WASHINGTON (AP) - Republicans are looking to deny child tax credits to illegal immigrants - refund checks averaging $1,800 a family - in an effort that has roused anger among Hispanics and some Democrat lawmakers.
The proposal, which would require people who claim the federal credit to have Social Security numbers to prove they're legal workers, is being offered as a way to help pay for extending the Social Security tax cut for most American wage-earners. It would trim federal spending by about $10 billion over a decade.
Senate Democrat leader Harry Reid of Nevada says the proposal unfairly goes after the children of poor Hispanic workers. Such kids often are U.S. citizens, even when their parents aren't, because they were born in this country.
House Social Security subcommittee Chairman Rep. Sam Johnson, R-Texas, says illegal immigrants bilked the nation out of $4.2 billion in 2010 through a child tax break.
Says Leticia Miranda, senior policy adviser of the National Council of La Raza: "People who are making close to the minimum wage and are raising children in this country - and we're asking them to pay for the payroll tax cut?" She says, "It's outrageous and it's crazy."

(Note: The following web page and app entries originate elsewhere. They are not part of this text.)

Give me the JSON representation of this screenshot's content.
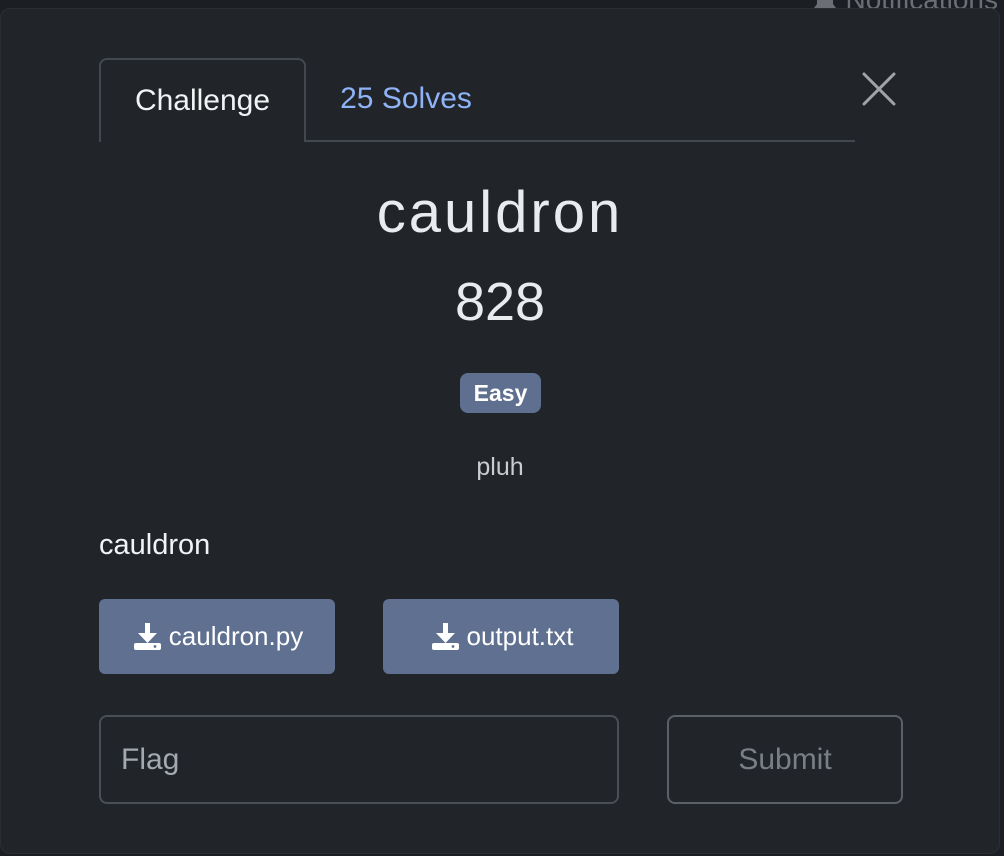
{
  "background": {
    "notifications_label": "Notifications"
  },
  "tabs": [
    {
      "label": "Challenge",
      "active": true
    },
    {
      "label": "25 Solves",
      "active": false
    }
  ],
  "challenge": {
    "name": "cauldron",
    "points": "828",
    "difficulty": "Easy",
    "author": "pluh",
    "description": "cauldron"
  },
  "files": [
    {
      "name": "cauldron.py",
      "icon": "download-icon"
    },
    {
      "name": "output.txt",
      "icon": "download-icon"
    }
  ],
  "flag_input": {
    "placeholder": "Flag",
    "value": ""
  },
  "submit": {
    "label": "Submit"
  },
  "colors": {
    "accent": "#8fb3f7",
    "badge": "#5f6f8f",
    "file_button": "#5f7090",
    "background": "#212529"
  }
}
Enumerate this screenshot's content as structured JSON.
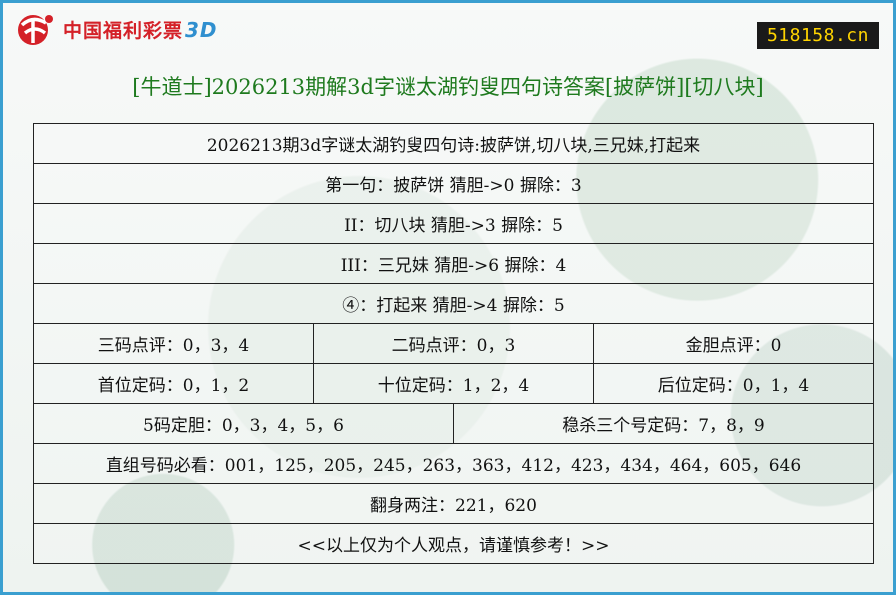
{
  "header": {
    "logo_text": "中国福利彩票",
    "logo_suffix": "3D",
    "site_badge": "518158.cn",
    "title": "[牛道士]2026213期解3d字谜太湖钓叟四句诗答案[披萨饼][切八块]"
  },
  "rows": {
    "poem": "2026213期3d字谜太湖钓叟四句诗:披萨饼,切八块,三兄妹,打起来",
    "line1": "第一句：披萨饼 猜胆->0 摒除：3",
    "line2": "II：切八块 猜胆->3 摒除：5",
    "line3": "III：三兄妹 猜胆->6 摒除：4",
    "line4": "④：打起来 猜胆->4 摒除：5",
    "three_code": "三码点评：0，3，4",
    "two_code": "二码点评：0，3",
    "gold_dan": "金胆点评：0",
    "hundreds": "首位定码：0，1，2",
    "tens": "十位定码：1，2，4",
    "units": "后位定码：0，1，4",
    "five_dan": "5码定胆：0，3，4，5，6",
    "kill_three": "稳杀三个号定码：7，8，9",
    "direct": "直组号码必看：001，125，205，245，263，363，412，423，434，464，605，646",
    "flip": "翻身两注：221，620",
    "disclaimer": "<<以上仅为个人观点，请谨慎参考！>>"
  },
  "colors": {
    "border": "#3a9fd0",
    "title": "#1e7a1e",
    "logo_red": "#d42128",
    "badge_bg": "#1a1a1a",
    "badge_text": "#ffd400"
  }
}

On the other side, Republicans and some Democrats say what's crazy is even having a debate over whether the government should be cutting checks to people who have sneaked into the country illegally. It's hard to imagine there isn't a healthy majority, even in the Democrat-controlled Senate, to stop the practice - if it's actually brought to a vote.
"We have rules about tax credits and benefits, and it seems to me they need to be applied fairly and across the board," said Democrat Sen. Claire McCaskill, who is facing a difficult re-election bid in Missouri. "If there are rules, they need to be enforced. I think it's just that simple. I don't think it's complicated."
Illegal immigrants have been barred from other refundable tax credits - in which low-income workers not only don't owe income taxes but receive payments from the government - such as the earned income tax credit. Such credits are a popular anti-poverty tool in part because a recipient has to hold a job to receive the benefit.
But a 1997 law enacting a $500 per-child tax credit doesn't specifically exclude illegal immigrants from collecting. It was significantly expanded in 2001 to gradually reach $1,000, and rules were eased so that many more people could get it on a refundable basis. It was made more generous in 2009 so that more taxpayers could claim the credit or claim a larger amount. The expanded credit is slated to expire at the end of the year along with other Bush-era tax cuts and return to $500 per child, though it's commonly assumed that it will remain up to $1,000 per child.
"Although the law prohibits aliens residing without authorization in the United States from receiving most federal public benefits, an increasing number of these individuals are filing tax returns claiming this refundable credit," Rep. Sam Johnson, R-Texas, said when the House debated the payroll tax cut measure in December. "Illegal immigrants bilked $4.2 billion from the U.S. taxpayers (in 2010). I think that it's time that we fixed it."